Source data:
__________________________________________________

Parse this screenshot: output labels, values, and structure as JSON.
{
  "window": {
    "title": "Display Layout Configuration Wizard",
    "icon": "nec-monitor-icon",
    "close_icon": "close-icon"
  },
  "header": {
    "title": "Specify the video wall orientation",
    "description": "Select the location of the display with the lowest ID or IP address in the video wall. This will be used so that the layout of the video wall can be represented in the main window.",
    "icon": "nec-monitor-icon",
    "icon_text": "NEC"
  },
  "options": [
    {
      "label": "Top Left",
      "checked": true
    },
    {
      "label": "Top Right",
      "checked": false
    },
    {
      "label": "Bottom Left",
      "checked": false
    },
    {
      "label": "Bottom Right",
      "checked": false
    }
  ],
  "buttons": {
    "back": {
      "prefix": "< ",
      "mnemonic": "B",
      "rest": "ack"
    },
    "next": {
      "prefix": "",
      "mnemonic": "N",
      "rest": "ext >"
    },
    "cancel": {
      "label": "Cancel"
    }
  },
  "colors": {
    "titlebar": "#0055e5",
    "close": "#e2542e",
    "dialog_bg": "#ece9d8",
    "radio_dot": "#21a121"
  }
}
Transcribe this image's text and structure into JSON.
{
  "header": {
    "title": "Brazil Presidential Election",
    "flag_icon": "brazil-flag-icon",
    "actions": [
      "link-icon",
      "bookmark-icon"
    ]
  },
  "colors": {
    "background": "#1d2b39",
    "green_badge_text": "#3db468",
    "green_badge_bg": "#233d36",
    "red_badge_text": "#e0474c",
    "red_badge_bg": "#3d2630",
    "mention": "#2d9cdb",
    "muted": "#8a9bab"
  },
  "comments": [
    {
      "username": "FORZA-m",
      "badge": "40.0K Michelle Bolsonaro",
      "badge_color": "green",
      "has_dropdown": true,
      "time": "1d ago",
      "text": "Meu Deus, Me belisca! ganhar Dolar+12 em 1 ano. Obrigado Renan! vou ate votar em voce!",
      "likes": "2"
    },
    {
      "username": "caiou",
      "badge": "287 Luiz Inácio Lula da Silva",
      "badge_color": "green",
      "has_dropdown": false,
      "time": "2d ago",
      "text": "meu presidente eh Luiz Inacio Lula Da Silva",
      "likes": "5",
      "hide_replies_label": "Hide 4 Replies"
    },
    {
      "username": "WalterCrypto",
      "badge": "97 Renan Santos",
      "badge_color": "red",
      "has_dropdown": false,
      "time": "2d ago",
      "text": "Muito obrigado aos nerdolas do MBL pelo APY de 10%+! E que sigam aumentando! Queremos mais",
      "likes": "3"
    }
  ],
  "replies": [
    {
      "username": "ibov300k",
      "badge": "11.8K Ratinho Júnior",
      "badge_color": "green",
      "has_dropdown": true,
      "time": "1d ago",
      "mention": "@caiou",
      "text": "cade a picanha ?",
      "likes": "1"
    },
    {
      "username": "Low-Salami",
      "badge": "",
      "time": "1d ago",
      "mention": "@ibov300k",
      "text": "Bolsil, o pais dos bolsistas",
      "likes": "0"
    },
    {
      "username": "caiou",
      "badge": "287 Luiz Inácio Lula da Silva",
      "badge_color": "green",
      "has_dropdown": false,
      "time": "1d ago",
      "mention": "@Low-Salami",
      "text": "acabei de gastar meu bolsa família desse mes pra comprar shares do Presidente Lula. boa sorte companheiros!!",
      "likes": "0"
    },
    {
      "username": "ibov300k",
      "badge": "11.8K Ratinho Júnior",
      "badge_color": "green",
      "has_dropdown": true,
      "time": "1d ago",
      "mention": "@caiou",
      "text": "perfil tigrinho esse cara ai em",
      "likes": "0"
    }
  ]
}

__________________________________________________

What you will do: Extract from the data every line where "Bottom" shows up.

Worked solution:
      "label": "Bottom Left",
      "label": "Bottom Right",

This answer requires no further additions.